[Start of Attachment]
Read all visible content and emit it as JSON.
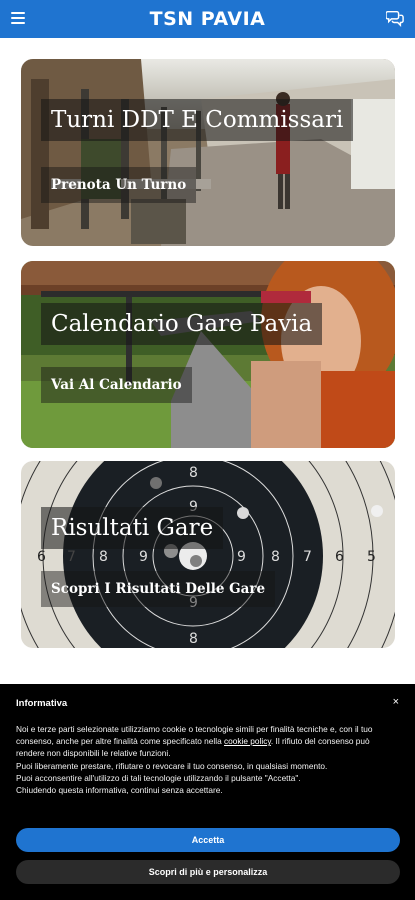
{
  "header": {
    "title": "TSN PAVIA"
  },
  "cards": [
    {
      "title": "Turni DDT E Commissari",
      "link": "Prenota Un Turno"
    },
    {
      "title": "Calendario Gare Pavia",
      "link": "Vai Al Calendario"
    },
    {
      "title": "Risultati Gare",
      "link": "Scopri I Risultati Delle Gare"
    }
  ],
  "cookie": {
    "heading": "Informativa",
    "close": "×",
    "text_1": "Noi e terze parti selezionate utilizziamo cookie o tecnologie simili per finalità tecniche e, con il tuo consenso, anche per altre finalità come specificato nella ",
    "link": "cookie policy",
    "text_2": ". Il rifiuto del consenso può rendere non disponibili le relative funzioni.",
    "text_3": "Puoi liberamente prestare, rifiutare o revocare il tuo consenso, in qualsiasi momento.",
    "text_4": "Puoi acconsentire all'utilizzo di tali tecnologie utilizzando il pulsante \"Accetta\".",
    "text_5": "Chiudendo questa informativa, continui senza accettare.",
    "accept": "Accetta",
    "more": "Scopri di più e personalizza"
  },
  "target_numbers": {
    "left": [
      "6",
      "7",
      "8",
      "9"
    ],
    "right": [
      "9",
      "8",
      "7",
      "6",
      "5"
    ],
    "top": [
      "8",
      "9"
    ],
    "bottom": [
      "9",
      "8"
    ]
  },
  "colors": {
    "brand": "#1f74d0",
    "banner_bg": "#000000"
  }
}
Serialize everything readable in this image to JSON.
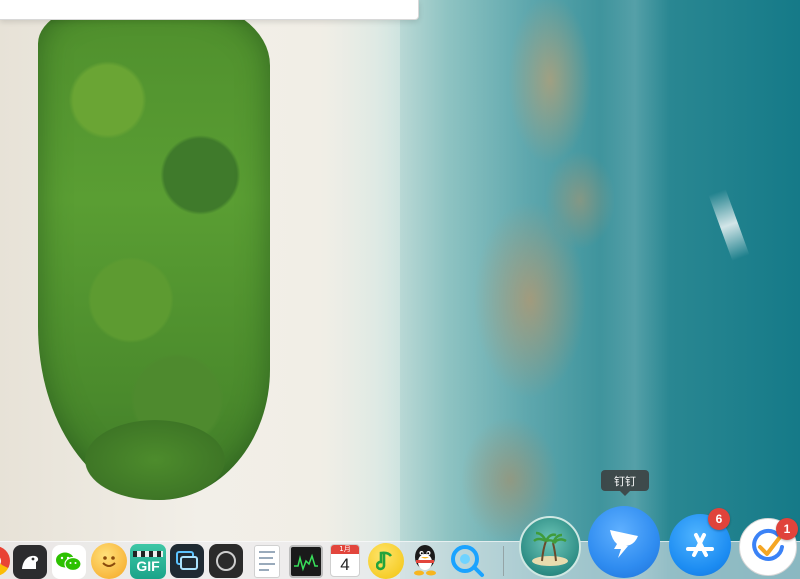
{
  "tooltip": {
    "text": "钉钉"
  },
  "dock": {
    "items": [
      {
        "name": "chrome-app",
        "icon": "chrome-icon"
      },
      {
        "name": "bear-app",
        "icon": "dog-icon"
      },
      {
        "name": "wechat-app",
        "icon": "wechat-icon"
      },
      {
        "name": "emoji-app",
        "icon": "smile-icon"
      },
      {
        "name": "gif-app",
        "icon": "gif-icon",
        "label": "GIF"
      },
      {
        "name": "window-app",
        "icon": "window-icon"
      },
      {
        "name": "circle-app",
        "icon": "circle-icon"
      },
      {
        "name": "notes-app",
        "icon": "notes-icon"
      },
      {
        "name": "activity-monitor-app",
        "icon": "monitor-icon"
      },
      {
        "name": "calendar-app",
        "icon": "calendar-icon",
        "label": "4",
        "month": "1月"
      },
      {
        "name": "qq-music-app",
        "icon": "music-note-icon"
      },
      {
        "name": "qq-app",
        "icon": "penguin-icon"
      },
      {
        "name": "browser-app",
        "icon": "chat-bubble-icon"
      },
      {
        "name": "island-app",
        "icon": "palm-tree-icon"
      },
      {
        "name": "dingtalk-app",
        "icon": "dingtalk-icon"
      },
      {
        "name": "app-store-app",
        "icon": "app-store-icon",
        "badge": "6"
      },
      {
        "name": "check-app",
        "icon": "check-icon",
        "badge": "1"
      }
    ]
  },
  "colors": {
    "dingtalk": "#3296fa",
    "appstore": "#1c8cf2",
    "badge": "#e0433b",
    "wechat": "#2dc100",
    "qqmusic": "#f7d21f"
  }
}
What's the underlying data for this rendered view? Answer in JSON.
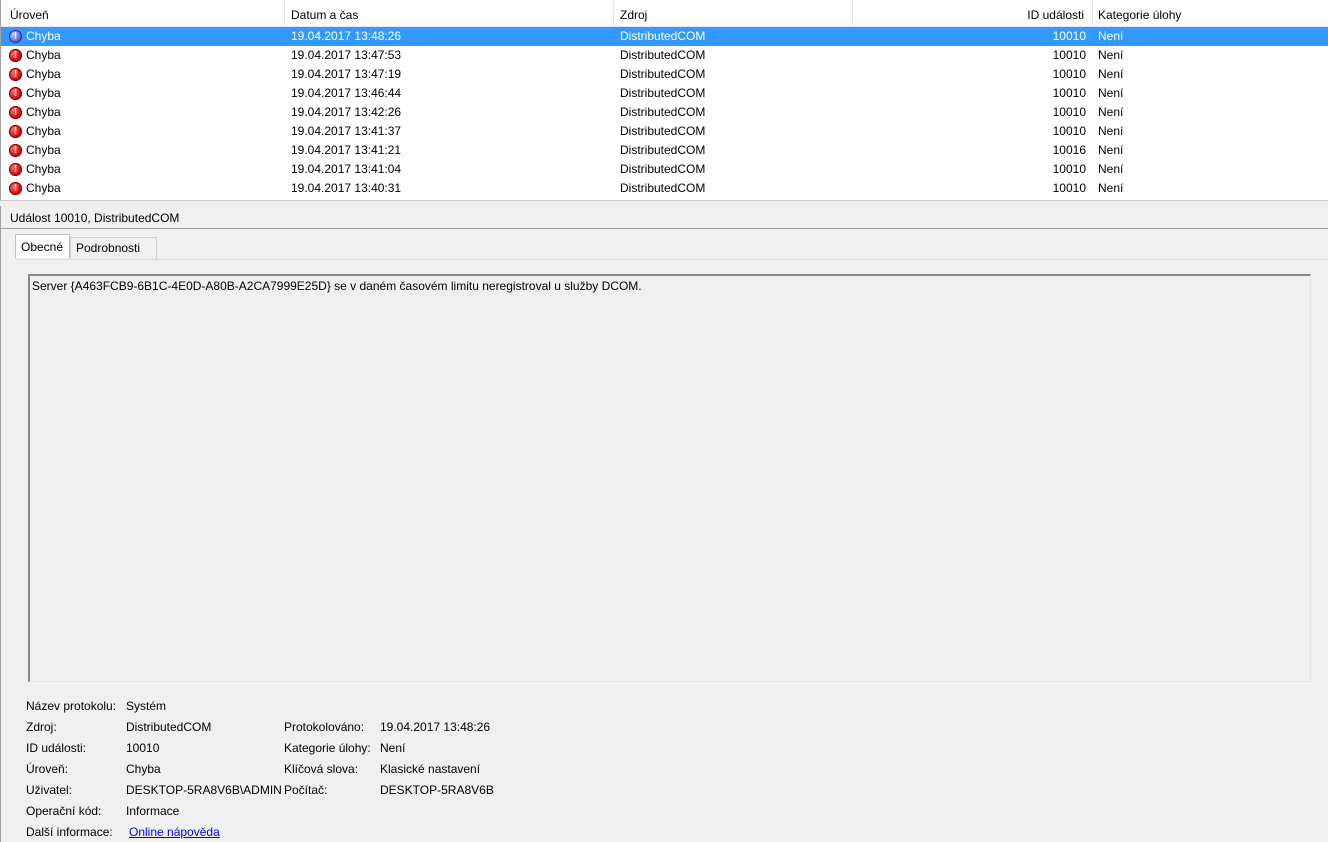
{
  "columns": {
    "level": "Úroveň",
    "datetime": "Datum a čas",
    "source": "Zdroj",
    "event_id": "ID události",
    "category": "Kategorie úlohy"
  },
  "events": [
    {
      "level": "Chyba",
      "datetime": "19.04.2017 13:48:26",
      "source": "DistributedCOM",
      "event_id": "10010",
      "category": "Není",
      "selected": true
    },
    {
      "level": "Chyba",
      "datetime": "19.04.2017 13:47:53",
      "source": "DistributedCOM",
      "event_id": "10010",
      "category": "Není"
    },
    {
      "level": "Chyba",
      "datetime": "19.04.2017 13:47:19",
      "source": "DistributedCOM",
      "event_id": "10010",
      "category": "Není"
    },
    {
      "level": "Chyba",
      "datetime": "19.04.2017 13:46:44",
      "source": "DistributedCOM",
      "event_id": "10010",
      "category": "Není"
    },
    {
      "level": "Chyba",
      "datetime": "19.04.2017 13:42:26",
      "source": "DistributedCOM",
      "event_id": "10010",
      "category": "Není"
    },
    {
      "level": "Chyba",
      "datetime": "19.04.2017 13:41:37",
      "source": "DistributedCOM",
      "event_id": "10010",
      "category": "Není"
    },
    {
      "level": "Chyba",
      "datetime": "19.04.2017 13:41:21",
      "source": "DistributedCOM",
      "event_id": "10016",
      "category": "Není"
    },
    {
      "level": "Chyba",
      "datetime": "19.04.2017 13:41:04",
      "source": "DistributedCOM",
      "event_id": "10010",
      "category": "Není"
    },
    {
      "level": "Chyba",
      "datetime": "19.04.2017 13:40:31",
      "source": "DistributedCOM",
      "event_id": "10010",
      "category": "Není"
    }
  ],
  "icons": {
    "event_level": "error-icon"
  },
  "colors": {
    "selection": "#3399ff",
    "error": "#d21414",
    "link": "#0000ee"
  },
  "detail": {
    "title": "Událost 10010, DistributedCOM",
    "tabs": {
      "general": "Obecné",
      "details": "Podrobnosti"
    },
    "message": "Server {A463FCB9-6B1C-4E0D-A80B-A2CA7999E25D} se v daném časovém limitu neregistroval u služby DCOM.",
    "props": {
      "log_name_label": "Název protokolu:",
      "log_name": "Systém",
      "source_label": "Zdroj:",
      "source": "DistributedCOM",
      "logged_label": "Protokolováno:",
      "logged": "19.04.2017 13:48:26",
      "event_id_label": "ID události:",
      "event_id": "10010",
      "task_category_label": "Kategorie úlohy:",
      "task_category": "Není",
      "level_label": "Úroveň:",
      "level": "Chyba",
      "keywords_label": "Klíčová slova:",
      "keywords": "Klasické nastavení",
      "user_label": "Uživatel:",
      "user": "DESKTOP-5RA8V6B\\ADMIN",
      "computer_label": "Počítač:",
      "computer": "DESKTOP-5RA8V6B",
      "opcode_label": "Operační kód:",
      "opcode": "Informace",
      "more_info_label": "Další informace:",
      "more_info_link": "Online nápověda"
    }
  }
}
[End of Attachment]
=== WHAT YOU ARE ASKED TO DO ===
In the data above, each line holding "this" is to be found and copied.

=== EXPECTED ANSWER ===
Serialize everything readable in this image to JSON.
What's the underlying data for this rendered view? Answer in JSON.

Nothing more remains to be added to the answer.